Bold in its kaleidoscopic color palette and riveting in its unending visual depth, Usuyuki is among the most visually captivating and intellectually rigorous compositions of Jasper Johns’ storied artistic career. Begun during the critical decade between 1973 and 1983 during which Johns radically embraced pure abstraction and became consumed by a serial crosshatch pattern, Usuyuki is an exceptional example of Johns’ widely celebrated motif. Executed between 1979 and 1995, Usuyuki reflects the studied diligence with which Johns approaches his artistic practice and the importance of this motif within his larger dialectic. The present work belongs to a larger body of crosshatched compositions within Johns’ oeuvre that he also titled Usuyuki, a term which in Japanese translates to “light snow.” Reflecting Johns’ inquisitive propensity to explore the same motif through a diversity of mediums, Usuyuki is rendered in watercolor and ink overlaid on plastic. The gestural fluidity of the watercolor medium causes strokes of color to imperfectly abut and in some places bleed into one another, while the nonabsorbent property of the plastic medium forces the diluted ink and watercolor to break down and pool invariably across the composition while drying, exposing the tonal and textural depth within the pigment itself. This medium endows the work with an enthralling visual depth and underscores the conceptual tensions that underlie Johns’ artistic oeuvre. As with Johns’ encaustic paintings, the ink on plastic medium dutifully captures in the final composition a meticulous record of its own creation.

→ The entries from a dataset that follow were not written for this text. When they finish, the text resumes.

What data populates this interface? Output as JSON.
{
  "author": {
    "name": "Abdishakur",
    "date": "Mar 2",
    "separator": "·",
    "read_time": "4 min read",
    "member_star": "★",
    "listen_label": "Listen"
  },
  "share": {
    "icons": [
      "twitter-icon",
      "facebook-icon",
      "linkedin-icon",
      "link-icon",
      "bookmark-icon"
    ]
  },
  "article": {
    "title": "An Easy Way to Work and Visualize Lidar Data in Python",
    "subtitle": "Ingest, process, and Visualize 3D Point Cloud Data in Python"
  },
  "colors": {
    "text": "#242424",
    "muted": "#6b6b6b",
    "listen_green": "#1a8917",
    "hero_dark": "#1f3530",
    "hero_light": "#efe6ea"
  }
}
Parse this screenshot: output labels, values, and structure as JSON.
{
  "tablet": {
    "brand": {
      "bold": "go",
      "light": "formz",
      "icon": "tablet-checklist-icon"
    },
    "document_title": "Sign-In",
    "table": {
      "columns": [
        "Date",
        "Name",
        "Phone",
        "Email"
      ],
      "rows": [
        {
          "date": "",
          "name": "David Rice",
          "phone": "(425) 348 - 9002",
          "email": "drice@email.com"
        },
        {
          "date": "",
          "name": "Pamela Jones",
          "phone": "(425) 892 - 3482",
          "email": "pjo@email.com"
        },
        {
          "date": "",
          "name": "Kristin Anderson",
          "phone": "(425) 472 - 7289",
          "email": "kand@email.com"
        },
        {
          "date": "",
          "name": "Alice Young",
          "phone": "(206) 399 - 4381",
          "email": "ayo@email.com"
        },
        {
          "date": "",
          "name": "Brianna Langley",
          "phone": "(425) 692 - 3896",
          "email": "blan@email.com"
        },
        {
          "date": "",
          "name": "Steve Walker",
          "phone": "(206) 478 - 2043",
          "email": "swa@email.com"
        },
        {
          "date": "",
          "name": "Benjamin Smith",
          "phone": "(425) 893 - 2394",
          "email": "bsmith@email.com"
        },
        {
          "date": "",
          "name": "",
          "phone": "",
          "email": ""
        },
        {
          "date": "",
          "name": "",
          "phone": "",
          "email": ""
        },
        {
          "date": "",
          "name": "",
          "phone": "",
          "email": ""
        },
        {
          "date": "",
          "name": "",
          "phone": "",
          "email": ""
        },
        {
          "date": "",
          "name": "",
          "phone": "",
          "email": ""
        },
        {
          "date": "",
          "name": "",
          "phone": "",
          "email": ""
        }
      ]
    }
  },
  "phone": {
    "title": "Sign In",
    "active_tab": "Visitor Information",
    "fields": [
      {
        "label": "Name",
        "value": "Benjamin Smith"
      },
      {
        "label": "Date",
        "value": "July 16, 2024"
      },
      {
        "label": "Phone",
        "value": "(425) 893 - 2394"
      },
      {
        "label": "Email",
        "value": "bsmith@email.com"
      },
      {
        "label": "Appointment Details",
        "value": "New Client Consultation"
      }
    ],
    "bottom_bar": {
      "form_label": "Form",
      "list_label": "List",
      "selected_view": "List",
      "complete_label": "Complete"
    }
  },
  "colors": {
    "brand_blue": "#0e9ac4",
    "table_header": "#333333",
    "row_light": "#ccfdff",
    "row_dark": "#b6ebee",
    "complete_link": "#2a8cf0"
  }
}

From within the pre-ordained parameters dictated by Usuyuki’s crosshatch motif, sharp staccato strokes of color ricochet off each other and erupt in a tightly controlled cacophony of color and line. Dense layers of watercolor and colored ink associated as complementary colors – red and green, blue and orange, purple and yellow – weave together and coalesce to form a coherent and impenetrable system. Across the three equidistant panels, passages of denser pigmentation are offset by pools of lighter tonalities, culminating in a visually mesmerizing composition that possesses the intimacy, luminosity, and voluminous depth of an abstract landscape. Faint grid lines discernible beneath the crosshatched pattern elucidate the meticulous process by which Johns arrives at the seemingly chaotic and serendipitous network of lines and endow the triptych with a prevailing unity. Geometric circles punctuate the crosshatch motif, their flat, stenciled appearance interrupting the unrelenting depth of the watercolor crosshatch and adding to the visual complexity and mesmerizing effect of the overall composition.
Commenting on the dramatic import of the serendipitous, gestural brushstroke of Abstract Expressionism, Johns here appropriates this gesture but inverts its meaning: Johns negates the individuality and expressive spontaneity associated with Abstract Expressionism by turning these strokes into repeated units within a predetermined patterned sequence. Although appearing to entertain the gestural spontaneity of Jackson Pollock, Johns assigns this abstract pattern an objectivity through its title, its association to an experience within everyday life, and through its carefully measured, pre-mandated configuration. In the exhaustive density of its surface and laborious application of each individual brushstroke, Usuyuki triumphantly celebrates Johns’ inexhaustible passion for mark-making.
That the abstract crosshatch pattern apparently lacks obvious narrative content undoubtedly appealed to Johns, as did the motif's potential to take on deeper significance. With his Usuyuki series, Johns radically broke from his customary practice of avoiding illusionistic and evocative titles for his works. Usuyuki is a Japanese term for a light, falling snow and is also the title of a famous Japanese Kabuki play about desire and the transience of life and death. Johns assigns the term “Usuyuki” objecthood within his artistic vernacular; he transforms “Usuyuki” into a recurrent readymade within his own iconography, one that references the transience and the regenerative cyclicality of life. Just like the predetermined format of the American flag, the crosshatch pattern consists of a given sequence of strokes, a compositional template that creates a meticulous set of instructions. Johns suggests that like the flag and the target, the crosshatch pattern can act as a preexistent vehicle through which Johns investigates color and material, although Usuyuki’s origins in the visual barrage of everyday life are not as immediately discernible. Usuyuki exemplifes Johns' inimitable style in which he applies the gestural language of the Abstract Expressionists with his inclination towards 'things the mind already knows' to create a wholly unique motif, dizzying and seductive in its kaleidoscopic prism of thrilling colors.